- Opening Delimiter -
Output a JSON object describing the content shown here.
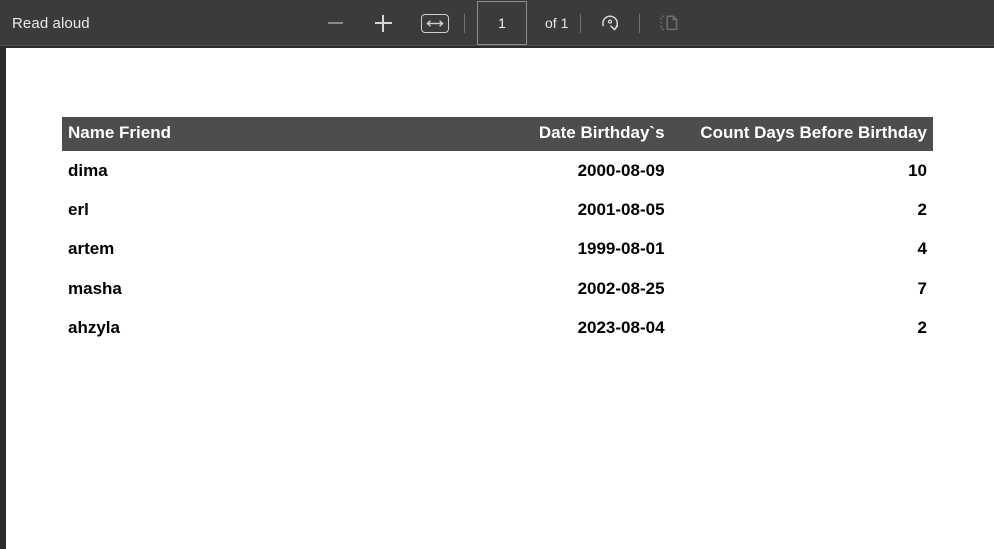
{
  "toolbar": {
    "read_aloud_label": "Read aloud",
    "zoom_out_icon": "minus-icon",
    "zoom_in_icon": "plus-icon",
    "fit_width_icon": "fit-to-width-icon",
    "page_number_value": "1",
    "page_number_placeholder": "1",
    "page_total_label": "of 1",
    "rotate_icon": "rotate-clockwise-icon",
    "page_view_icon": "page-view-icon",
    "colors": {
      "background": "#3b3b3b",
      "text": "#eaeaea",
      "icon_enabled": "#d6d6d6",
      "icon_disabled": "#707070",
      "separator": "#6f6f6f",
      "input_border": "#8c8c8c"
    }
  },
  "document": {
    "page_background": "#ffffff",
    "table": {
      "header_background": "#4d4d4d",
      "header_text_color": "#ffffff",
      "body_text_color": "#000000",
      "columns": [
        {
          "label": "Name Friend",
          "align": "left"
        },
        {
          "label": "Date Birthday`s",
          "align": "right"
        },
        {
          "label": "Count Days Before Birthday",
          "align": "right"
        }
      ],
      "rows": [
        {
          "name": "dima",
          "date": "2000-08-09",
          "count": "10"
        },
        {
          "name": "erl",
          "date": "2001-08-05",
          "count": "2"
        },
        {
          "name": "artem",
          "date": "1999-08-01",
          "count": "4"
        },
        {
          "name": "masha",
          "date": "2002-08-25",
          "count": "7"
        },
        {
          "name": "ahzyla",
          "date": "2023-08-04",
          "count": "2"
        }
      ]
    }
  }
}
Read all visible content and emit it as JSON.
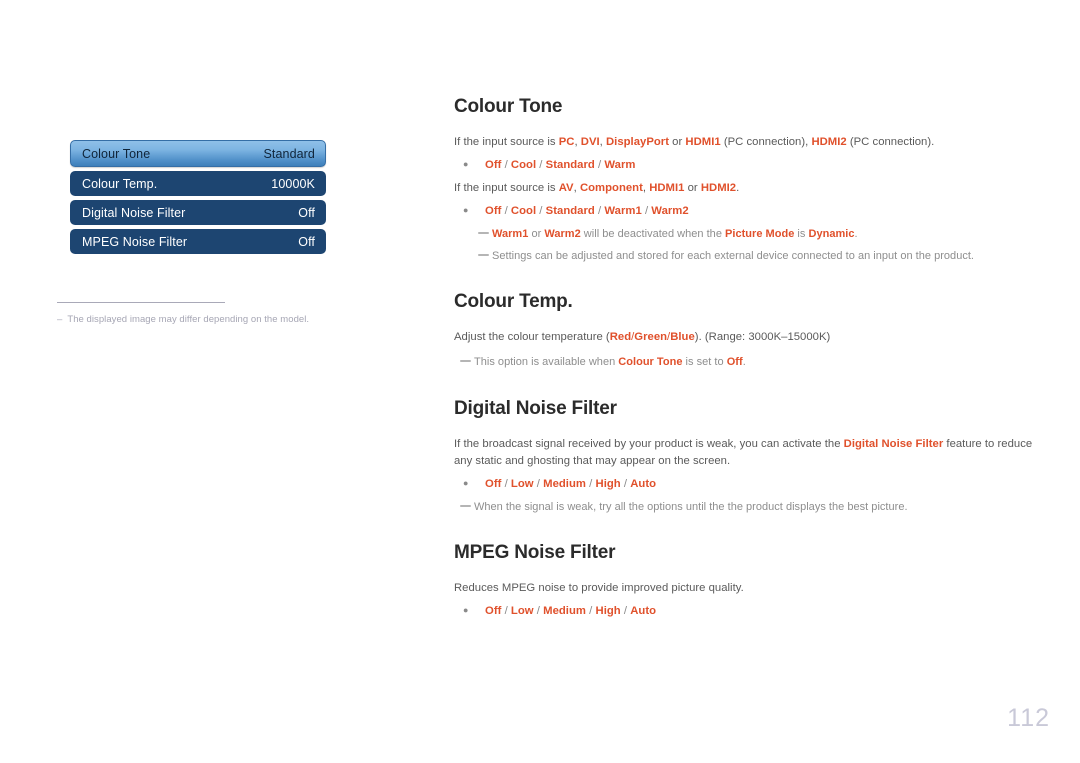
{
  "osd_menu": {
    "rows": [
      {
        "label": "Colour Tone",
        "value": "Standard",
        "selected": true
      },
      {
        "label": "Colour Temp.",
        "value": "10000K",
        "selected": false
      },
      {
        "label": "Digital Noise Filter",
        "value": "Off",
        "selected": false
      },
      {
        "label": "MPEG Noise Filter",
        "value": "Off",
        "selected": false
      }
    ]
  },
  "left_note": {
    "dash": "–",
    "text": "The displayed image may differ depending on the model."
  },
  "sections": {
    "colour_tone": {
      "title": "Colour Tone",
      "para1_a": "If the input source is ",
      "para1_pc": "PC",
      "para1_c1": ", ",
      "para1_dvi": "DVI",
      "para1_c2": ", ",
      "para1_dp": "DisplayPort",
      "para1_or": " or ",
      "para1_hdmi1": "HDMI1",
      "para1_pcconn1": " (PC connection), ",
      "para1_hdmi2": "HDMI2",
      "para1_pcconn2": " (PC connection).",
      "options1": [
        "Off",
        "Cool",
        "Standard",
        "Warm"
      ],
      "para2_a": "If the input source is ",
      "para2_av": "AV",
      "para2_c1": ", ",
      "para2_comp": "Component",
      "para2_c2": ", ",
      "para2_hdmi1": "HDMI1",
      "para2_or": " or ",
      "para2_hdmi2": "HDMI2",
      "para2_end": ".",
      "options2": [
        "Off",
        "Cool",
        "Standard",
        "Warm1",
        "Warm2"
      ],
      "note1_warm1": "Warm1",
      "note1_or": " or ",
      "note1_warm2": "Warm2",
      "note1_mid": " will be deactivated when the ",
      "note1_picmode": "Picture Mode",
      "note1_is": " is ",
      "note1_dynamic": "Dynamic",
      "note1_end": ".",
      "note2": "Settings can be adjusted and stored for each external device connected to an input on the product."
    },
    "colour_temp": {
      "title": "Colour Temp.",
      "para_a": "Adjust the colour temperature (",
      "para_red": "Red",
      "para_s1": "/",
      "para_green": "Green",
      "para_s2": "/",
      "para_blue": "Blue",
      "para_b": "). (Range: 3000K–15000K)",
      "note_a": "This option is available when ",
      "note_colourtone": "Colour Tone",
      "note_b": " is set to ",
      "note_off": "Off",
      "note_c": "."
    },
    "digital_noise_filter": {
      "title": "Digital Noise Filter",
      "para_a": "If the broadcast signal received by your product is weak, you can activate the ",
      "para_dnf": "Digital Noise Filter",
      "para_b": " feature to reduce any static and ghosting that may appear on the screen.",
      "options": [
        "Off",
        "Low",
        "Medium",
        "High",
        "Auto"
      ],
      "note": "When the signal is weak, try all the options until the the product displays the best picture."
    },
    "mpeg_noise_filter": {
      "title": "MPEG Noise Filter",
      "para": "Reduces MPEG noise to provide improved picture quality.",
      "options": [
        "Off",
        "Low",
        "Medium",
        "High",
        "Auto"
      ]
    }
  },
  "page_number": "112",
  "colors": {
    "accent_orange": "#e0512c",
    "menu_navy": "#1d4571",
    "menu_selected_top": "#8fc0e8",
    "menu_selected_bottom": "#3d7fba",
    "body_text": "#5a5a5a",
    "note_text": "#8e8e8e",
    "page_number": "#c9c9d8"
  }
}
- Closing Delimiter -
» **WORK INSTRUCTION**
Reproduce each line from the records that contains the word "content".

» **TASK ANSWER**
Output a JSON object describing the content shown here.
Read all visible content and emit it as JSON.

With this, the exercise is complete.